RIBA Professional Education and Development Record (PEDR)

Recommended reading from ribabookshops.com

Welcome to the RIBA Bookshops list of Recommended Books. Please take moment to browse our updated list of recommended reading from RIBA Bookshops. For a wider selection of the very latest new titles on architecture, design and construction, please visit our website www.ribabookshops.com.

Recommended Reading - Architects and their Projects

Houses: Created by Peter Aldington

Houses: Created by Peter Aldington by Peter Aldington

RIBA Publishing Apr 2016

Peter Aldington is one of the most influential designers of post-war houses in Britain and this book is a collection of all the houses that he ‘created’, either individually or with his two partners John Craig and Paul Collinge. There were many more unbuilt, and a selection of these are also included as well as a number of alterations and additions. Many of the articles in the book have been reproduced unedited, so they are a record of the architectural opinion of the time. The book is not just a unique record of the Practice’s houses, but is, in itself, a work created by Peter Aldington, who made the selections from the Aldington, Craig and Collinge archive and has beautifully designed and laid the book to page.

Eric Lyons and Span

Eric Lyons and Span by Barbara Simms

RIBA Publishing Jul 2012

Due to popular demand we are delighted to offer Eric Lyons and Span once again. Lavishly illustrated and deeply researched, this book celebrates the work of the architect Eric Lyons OBE (1912-1980), whose famous post-war housing - that today would be marketed as 'lifestyle housing' - is as well loved today as it was vibrantly successful when first constructed. Built almost entirely for Span Developments, its mission was to provide an affordable environment "that gave people a lift".

Ecoarchitecture: The Work of Ken Yeang

Ecoarchitecture: The Work of Ken Yeang by Sara Hart

Wiley Mar 2011

Ken Yeang is internationally recognised as the leading proponent of ecological design in architecture. In 2008, he was tipped by The Guardian to be one of the '50 people who could save the planet'. He has built over 200 buildings globally and published numerous books advocating an environmentally responsive approach to design. He is probably best known as the inventor of the green skyscraper; it was his innovative idea to incorporate bioclimatic features in a high-density building type. It is for this and his ecological urban design that he has gained a uniquely influential position within architecture. Though he has authored many books about his work and his ideas, this is the first definitive book to cover his forty-year career.

Twentieth Century Architects: Leonard Manasseh & Partners

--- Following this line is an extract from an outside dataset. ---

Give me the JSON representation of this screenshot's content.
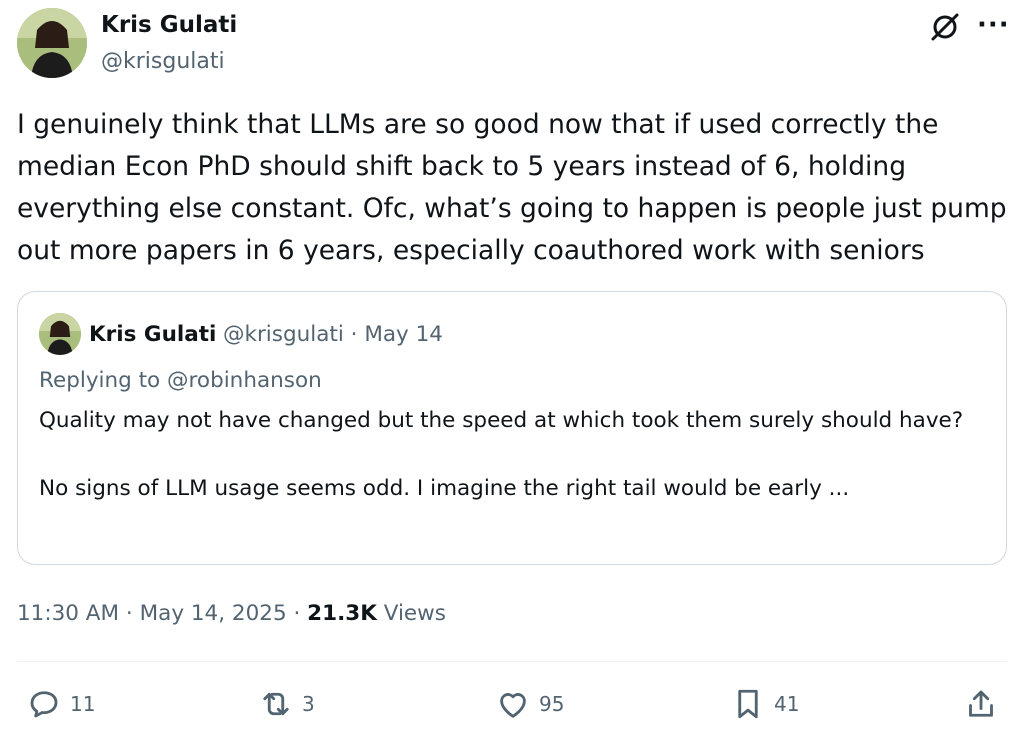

Twentieth Century Architects: Leonard Manasseh & Partners by Timothy Brittain-Catlin

RIBA Publishing Nov 2010

Leonard Manasseh was an ‘architect’s architect’, greatly admired by his contemporaries both on a personal and professional level. He came to prominence at the Festival of Britain and went on to be one of the leading British architects of the 1960s, designing private houses and offices as well as major public commissions.

Twentieth Century Architects: John Madin

Twentieth Century Architects: John Madin by Alan Clawley

RIBA Publishing Feb 2011

John Madin was the indisputable master of post-war architecture in Birmingham. The work of Madin and his associates had a profound influence on the reshaping of the city after the war, producing some of the most iconic buildings of that period, such as the Birmingham Central Library, the Chamber of Commerce and the Post and Mail Building.

Trained in the modernist style but too much of a craftsman to abandon decoration, his work is characterised by attention to detail, a preference for natural materials and a desire for decoration and art in his buildings. Many have characterised Madin as a commercial architect, but as the author argues, there was another side to his work: his conservationist approach to the development plan for the Calthorpe Estate, his workman-like master-planning of Dawley, Telford and Corby new towns, his public service commissions, and his design and layout of housing schemes that are still lived-in and popular today, testify to his commitment to human values.